■ **Records**
=-=-=-=-=

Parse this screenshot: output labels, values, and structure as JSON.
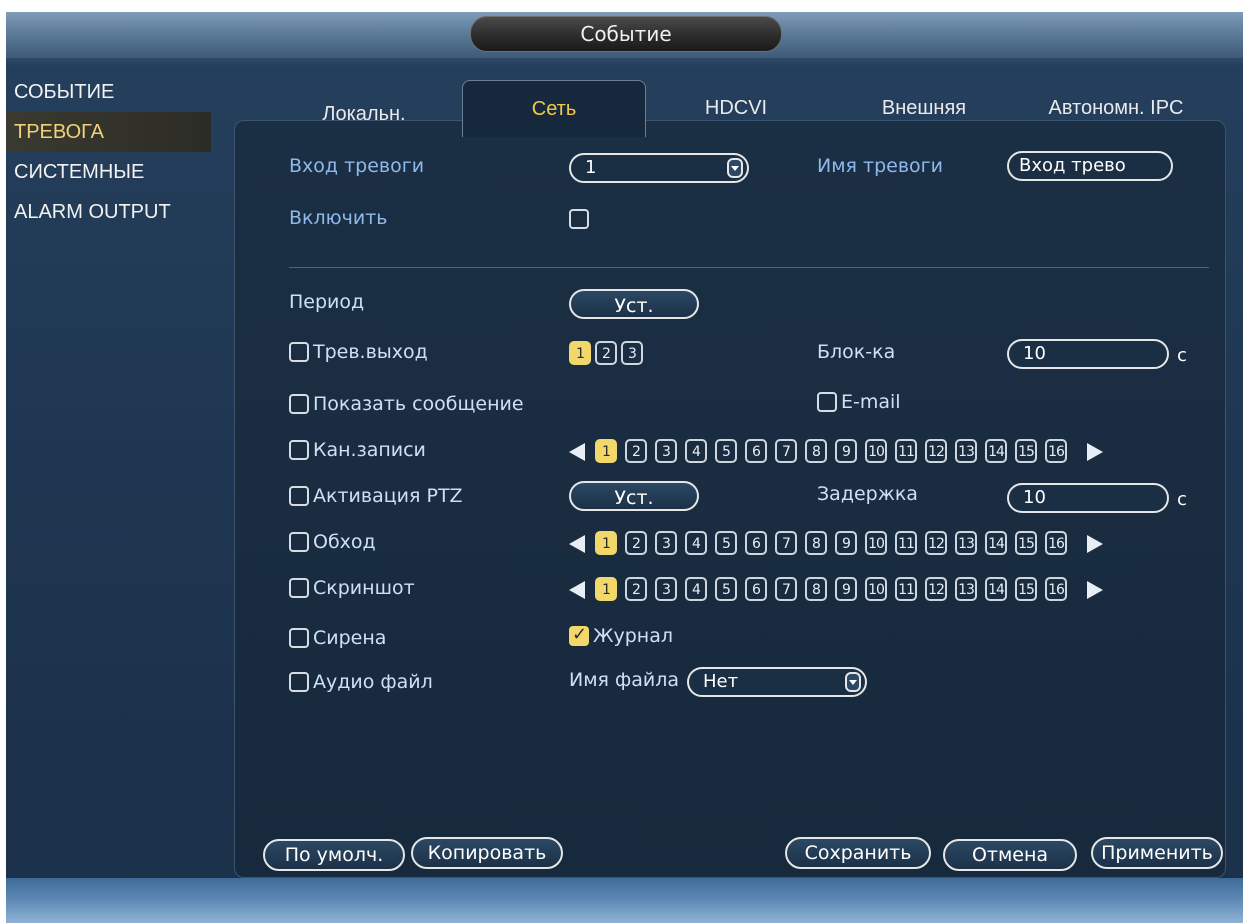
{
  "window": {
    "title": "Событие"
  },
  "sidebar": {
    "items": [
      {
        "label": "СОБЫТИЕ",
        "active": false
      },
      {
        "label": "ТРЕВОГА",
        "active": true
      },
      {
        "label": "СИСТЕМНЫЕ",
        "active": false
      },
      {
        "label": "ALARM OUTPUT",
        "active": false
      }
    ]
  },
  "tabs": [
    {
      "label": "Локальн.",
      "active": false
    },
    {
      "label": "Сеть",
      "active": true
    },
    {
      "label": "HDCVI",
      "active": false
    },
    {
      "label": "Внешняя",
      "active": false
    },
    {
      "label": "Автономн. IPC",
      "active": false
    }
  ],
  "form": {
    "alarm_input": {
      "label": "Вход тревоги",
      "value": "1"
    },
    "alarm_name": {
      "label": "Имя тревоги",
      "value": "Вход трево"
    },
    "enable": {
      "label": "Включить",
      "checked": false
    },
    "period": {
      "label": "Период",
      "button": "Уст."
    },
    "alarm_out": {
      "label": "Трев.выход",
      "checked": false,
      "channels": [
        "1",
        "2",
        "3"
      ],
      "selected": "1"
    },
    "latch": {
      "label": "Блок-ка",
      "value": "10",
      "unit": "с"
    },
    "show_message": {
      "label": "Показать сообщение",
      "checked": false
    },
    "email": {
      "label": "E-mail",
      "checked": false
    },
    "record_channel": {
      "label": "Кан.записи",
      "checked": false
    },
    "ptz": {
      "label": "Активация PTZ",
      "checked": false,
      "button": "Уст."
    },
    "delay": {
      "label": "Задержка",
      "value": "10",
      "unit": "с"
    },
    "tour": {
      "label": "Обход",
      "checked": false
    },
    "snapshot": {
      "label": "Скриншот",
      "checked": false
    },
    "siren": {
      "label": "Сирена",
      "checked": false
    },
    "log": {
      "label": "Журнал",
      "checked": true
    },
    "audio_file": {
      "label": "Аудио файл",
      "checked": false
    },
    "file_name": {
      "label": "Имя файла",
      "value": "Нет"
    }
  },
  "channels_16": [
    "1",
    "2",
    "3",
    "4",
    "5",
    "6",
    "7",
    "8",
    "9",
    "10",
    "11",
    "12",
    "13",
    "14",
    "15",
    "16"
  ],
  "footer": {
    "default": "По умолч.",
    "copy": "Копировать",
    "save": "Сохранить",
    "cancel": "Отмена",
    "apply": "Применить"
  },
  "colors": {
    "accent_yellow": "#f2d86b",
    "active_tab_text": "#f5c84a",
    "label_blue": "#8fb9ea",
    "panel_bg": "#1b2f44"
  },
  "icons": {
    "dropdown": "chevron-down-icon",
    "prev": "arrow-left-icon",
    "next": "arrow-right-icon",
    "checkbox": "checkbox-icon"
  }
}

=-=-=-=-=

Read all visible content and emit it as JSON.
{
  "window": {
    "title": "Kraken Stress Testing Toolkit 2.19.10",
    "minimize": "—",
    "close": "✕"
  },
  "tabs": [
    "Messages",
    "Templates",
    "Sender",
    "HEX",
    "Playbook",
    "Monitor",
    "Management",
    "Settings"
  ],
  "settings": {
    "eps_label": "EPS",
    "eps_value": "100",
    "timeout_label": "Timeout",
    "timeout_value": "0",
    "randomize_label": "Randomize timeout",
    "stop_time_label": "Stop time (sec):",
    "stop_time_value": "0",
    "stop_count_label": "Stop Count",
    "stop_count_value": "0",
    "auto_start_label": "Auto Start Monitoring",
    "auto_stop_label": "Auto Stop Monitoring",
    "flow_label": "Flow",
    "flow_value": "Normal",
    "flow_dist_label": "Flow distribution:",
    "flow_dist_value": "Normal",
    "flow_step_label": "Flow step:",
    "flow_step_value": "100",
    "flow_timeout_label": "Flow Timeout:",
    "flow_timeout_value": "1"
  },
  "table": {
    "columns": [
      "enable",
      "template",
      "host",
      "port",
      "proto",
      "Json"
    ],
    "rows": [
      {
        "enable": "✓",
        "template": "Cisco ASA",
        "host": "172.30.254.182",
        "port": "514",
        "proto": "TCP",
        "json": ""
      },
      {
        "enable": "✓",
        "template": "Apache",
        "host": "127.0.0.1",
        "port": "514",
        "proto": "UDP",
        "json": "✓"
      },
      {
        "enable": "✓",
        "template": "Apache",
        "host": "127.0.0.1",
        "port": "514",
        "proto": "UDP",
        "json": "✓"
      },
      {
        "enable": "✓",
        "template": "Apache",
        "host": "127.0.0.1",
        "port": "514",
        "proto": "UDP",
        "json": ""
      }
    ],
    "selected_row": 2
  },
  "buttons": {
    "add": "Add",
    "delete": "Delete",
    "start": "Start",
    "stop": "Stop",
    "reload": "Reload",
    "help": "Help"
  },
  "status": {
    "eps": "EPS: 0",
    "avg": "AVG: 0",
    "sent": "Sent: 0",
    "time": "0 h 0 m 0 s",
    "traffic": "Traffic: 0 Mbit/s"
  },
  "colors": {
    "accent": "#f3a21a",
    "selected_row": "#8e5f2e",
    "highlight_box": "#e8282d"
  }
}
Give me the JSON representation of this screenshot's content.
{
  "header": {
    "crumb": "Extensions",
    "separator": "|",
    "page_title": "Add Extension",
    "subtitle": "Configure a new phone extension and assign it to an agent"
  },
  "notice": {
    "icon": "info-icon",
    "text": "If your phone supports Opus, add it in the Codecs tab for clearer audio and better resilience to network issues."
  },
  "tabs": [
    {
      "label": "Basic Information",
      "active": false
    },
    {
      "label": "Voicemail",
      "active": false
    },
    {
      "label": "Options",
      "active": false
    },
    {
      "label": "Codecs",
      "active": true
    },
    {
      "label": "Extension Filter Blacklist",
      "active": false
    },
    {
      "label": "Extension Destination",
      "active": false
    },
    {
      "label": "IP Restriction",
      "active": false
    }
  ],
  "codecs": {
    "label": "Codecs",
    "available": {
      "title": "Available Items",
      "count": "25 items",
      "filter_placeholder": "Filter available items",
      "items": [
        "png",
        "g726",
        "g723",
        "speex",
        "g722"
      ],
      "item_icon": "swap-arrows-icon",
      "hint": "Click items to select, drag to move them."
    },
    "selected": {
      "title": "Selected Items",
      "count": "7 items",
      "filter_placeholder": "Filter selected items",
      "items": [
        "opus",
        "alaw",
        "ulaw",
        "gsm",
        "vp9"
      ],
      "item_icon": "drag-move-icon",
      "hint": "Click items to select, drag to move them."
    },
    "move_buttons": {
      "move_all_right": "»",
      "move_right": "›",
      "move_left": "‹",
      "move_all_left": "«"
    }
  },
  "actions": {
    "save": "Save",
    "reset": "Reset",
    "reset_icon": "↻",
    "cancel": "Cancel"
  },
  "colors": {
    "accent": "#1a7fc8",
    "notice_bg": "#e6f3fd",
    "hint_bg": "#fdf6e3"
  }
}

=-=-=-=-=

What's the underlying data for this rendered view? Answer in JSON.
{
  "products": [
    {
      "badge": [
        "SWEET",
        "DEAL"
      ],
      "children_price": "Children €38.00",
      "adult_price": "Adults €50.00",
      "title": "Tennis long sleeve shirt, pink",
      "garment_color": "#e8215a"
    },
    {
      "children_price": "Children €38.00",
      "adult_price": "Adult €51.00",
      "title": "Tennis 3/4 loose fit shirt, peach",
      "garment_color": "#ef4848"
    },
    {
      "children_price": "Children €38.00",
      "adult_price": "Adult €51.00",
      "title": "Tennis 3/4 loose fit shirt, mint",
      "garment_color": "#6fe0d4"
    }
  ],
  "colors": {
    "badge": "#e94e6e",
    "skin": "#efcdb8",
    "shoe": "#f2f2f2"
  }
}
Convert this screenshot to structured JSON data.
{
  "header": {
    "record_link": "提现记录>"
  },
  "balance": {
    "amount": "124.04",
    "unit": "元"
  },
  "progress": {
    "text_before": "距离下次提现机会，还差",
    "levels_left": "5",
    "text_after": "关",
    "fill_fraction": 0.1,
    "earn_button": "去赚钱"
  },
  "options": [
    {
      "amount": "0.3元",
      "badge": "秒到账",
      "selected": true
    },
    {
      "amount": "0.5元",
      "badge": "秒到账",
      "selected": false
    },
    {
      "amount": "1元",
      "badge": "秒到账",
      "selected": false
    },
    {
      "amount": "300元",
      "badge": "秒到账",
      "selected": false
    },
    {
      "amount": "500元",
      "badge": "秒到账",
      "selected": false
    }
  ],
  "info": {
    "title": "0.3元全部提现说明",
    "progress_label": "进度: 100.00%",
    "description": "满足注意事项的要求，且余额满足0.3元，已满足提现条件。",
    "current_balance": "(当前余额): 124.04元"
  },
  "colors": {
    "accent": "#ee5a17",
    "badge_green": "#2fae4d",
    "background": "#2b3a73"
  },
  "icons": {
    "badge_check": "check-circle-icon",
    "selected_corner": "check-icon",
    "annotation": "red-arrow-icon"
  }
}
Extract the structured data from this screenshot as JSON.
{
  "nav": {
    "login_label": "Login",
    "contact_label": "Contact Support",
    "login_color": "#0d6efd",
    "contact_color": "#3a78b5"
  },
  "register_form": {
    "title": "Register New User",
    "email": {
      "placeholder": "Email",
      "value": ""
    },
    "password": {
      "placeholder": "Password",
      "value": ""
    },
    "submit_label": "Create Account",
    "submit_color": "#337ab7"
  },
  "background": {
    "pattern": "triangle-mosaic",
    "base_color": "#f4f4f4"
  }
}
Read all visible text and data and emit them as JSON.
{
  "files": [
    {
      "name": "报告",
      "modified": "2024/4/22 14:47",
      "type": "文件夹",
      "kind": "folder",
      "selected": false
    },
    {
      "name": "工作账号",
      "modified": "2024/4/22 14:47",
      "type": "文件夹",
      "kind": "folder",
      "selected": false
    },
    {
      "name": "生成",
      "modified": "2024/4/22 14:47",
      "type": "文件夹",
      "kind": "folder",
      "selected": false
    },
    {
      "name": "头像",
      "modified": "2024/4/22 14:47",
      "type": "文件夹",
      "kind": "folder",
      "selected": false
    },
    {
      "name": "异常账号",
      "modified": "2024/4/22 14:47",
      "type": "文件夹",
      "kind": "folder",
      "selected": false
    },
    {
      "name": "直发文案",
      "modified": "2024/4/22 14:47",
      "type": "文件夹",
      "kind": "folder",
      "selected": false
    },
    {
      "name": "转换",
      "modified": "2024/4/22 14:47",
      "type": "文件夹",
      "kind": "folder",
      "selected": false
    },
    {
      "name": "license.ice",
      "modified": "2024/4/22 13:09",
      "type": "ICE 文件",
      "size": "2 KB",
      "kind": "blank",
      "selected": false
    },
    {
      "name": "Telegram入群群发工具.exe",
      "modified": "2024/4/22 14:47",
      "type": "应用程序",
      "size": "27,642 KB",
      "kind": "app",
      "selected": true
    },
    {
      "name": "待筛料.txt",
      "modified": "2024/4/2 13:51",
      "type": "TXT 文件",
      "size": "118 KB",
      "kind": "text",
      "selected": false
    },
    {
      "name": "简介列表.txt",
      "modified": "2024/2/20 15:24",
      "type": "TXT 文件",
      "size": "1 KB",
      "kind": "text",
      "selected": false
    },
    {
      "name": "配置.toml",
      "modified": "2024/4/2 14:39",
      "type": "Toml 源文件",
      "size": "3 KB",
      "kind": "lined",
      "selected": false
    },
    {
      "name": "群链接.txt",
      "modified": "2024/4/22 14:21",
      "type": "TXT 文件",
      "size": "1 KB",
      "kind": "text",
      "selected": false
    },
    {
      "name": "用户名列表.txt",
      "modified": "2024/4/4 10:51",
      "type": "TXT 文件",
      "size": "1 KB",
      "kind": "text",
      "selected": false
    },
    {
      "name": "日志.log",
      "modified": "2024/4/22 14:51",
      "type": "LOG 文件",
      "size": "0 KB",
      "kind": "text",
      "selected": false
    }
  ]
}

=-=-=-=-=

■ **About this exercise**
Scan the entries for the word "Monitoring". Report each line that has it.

■ **Answer below**
    "auto_start_label": "Auto Start Monitoring",
    "auto_stop_label": "Auto Stop Monitoring",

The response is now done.